“From Honeywell’s side, the benefit of this partnership has been the ability to maintain a relationship with the hotel, enabling us to easily approach and implement further initiatives. As mentioned earlier, there are challenges of retrofitting, but when the backbone, network and interface have been delivered by us, they become less of a challenge,” says Kotecha.
One of the advantages of the hotel operating a full Honeywell system is that it makes it easier to understand and analyse the benefits that can be made compared to if it was dealing with numerous brands.
“It is the ability to pinpoint the low hanging fruits where we can drive energy benefits. The next level is to give them a report not only mentioning the benefits but also the ROI they can make over different periods of time, based on the drivers and KPIs they have in place,” adds Boutaour.
Scalability is also a big area of focus and a facility’s plans for future expansion have to be considered carefully.
“Things are slightly different from 10-15 years ago, in terms of how systems are coupled and have a dedicated network and the ability to pair up and scale this in the future when additional premises are added, for example. This is also a big advantage of smart building. It’s not just about efficiency, but looking forward and seeing how we can make it bigger as well as more efficient,” says Boutaour.
But, stresses Jadhav, people are still central to driving a building towards maximum efficiency alongside any system.
“Success does not depend on Shangri La or Honeywell alone when it comes to energy savings. When we go ahead and implement the solution and bring together the analysis and the reports, we sit with the entire team and identify where the problems were and how we plan to rectify them. We do this monthly. It is down to both teams to achieve the savings.
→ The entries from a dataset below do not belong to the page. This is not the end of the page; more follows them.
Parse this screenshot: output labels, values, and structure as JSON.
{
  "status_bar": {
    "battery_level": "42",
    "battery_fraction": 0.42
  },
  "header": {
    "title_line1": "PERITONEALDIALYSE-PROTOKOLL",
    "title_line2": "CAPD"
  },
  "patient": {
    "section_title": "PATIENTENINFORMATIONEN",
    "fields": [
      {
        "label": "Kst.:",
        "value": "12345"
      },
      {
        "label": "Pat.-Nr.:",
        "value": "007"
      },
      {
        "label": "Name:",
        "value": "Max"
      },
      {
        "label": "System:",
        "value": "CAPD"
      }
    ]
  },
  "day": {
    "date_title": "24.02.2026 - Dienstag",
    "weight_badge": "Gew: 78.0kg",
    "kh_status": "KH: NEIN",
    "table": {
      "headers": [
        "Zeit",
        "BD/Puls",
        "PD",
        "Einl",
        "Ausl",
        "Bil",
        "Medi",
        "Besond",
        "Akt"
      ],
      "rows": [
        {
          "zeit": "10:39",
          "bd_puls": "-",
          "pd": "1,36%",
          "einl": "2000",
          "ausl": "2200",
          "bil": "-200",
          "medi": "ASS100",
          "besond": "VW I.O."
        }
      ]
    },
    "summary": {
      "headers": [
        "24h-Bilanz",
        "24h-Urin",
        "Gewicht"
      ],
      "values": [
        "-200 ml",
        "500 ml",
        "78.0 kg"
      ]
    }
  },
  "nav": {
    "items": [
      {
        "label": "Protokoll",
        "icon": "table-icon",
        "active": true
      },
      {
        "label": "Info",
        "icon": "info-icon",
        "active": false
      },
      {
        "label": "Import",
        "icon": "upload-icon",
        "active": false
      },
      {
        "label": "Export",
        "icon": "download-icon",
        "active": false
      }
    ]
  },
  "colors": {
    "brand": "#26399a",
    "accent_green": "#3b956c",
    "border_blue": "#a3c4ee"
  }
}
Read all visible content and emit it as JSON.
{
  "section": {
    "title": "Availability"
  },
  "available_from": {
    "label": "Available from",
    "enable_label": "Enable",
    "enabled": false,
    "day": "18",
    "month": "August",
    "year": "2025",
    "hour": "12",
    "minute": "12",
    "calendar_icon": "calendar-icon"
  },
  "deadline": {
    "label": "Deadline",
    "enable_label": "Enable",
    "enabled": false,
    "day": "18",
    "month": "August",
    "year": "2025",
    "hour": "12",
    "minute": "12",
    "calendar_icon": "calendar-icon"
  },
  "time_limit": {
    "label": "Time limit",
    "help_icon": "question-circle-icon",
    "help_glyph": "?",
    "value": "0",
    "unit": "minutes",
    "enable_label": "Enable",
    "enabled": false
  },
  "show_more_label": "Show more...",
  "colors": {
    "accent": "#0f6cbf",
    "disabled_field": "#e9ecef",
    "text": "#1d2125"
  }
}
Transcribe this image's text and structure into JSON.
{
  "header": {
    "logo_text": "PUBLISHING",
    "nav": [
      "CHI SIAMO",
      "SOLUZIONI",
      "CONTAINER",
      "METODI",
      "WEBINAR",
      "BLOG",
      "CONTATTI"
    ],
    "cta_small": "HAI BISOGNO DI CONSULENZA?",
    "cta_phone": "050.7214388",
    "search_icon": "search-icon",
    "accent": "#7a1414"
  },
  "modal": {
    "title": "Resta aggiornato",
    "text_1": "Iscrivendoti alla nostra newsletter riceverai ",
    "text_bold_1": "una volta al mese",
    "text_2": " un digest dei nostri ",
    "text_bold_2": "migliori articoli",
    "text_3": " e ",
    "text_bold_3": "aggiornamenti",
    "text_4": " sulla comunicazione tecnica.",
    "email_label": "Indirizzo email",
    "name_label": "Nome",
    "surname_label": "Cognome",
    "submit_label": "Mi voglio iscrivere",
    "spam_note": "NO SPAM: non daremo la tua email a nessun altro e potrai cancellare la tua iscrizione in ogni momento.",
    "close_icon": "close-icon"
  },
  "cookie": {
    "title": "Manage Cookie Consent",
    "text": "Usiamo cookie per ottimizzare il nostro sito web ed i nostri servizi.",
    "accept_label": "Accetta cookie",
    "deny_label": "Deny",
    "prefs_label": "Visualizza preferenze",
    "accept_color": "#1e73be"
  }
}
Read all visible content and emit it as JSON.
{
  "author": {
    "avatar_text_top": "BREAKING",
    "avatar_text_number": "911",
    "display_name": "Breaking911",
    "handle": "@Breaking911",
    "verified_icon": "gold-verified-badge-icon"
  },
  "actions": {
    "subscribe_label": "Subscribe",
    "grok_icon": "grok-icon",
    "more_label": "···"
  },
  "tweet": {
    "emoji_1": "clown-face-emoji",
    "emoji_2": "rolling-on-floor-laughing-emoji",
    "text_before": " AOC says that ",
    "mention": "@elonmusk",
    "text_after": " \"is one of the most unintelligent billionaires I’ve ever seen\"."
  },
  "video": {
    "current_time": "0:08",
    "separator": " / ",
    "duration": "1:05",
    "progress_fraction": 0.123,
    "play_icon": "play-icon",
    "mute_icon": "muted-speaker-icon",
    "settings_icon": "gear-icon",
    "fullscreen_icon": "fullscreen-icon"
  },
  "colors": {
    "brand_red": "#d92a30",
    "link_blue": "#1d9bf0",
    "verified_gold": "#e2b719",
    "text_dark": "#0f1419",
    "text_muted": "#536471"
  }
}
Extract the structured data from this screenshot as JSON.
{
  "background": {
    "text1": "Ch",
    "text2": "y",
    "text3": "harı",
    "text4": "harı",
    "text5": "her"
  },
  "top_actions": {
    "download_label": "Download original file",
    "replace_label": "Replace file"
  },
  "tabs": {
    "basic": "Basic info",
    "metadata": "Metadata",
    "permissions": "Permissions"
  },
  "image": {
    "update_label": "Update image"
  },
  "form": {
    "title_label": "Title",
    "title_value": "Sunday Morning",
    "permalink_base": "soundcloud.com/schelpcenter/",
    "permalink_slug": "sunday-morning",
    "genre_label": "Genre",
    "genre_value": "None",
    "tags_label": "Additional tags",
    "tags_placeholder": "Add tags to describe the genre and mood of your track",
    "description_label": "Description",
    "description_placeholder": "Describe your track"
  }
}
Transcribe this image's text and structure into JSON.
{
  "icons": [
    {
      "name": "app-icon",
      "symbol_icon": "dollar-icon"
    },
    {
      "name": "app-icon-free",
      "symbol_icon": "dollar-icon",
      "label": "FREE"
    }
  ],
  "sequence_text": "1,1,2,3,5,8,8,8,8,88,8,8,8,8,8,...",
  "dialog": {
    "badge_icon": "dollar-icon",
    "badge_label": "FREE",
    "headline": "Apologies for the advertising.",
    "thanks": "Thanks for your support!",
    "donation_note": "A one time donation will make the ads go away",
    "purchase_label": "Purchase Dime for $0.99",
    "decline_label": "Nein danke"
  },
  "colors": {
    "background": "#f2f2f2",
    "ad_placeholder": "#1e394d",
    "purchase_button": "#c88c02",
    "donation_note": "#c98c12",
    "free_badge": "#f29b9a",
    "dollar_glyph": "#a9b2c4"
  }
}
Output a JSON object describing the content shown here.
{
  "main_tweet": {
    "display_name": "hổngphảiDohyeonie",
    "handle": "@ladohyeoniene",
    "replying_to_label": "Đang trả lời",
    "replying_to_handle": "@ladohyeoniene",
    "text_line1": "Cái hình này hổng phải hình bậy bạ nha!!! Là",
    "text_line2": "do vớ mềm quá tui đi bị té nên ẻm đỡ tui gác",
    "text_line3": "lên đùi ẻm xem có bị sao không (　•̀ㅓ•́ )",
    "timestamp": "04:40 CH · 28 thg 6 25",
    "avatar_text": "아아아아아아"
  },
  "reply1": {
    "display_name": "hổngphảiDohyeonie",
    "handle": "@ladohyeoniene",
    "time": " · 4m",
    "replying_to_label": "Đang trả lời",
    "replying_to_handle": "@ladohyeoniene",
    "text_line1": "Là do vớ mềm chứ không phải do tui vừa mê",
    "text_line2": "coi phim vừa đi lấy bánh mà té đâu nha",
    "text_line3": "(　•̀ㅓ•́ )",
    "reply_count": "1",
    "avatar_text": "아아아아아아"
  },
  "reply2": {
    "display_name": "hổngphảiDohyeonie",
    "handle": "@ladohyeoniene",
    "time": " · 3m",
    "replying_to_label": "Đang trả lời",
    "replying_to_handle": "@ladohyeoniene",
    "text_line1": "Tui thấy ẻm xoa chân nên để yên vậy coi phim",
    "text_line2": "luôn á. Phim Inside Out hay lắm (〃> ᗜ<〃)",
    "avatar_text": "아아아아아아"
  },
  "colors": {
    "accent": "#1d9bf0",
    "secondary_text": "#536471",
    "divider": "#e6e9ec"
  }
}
“It is not a robotic thing where you put in something and one year down the line you get an energy saving. It is a very slow process and requires manual intervention. There’s no one fix,” she concludes.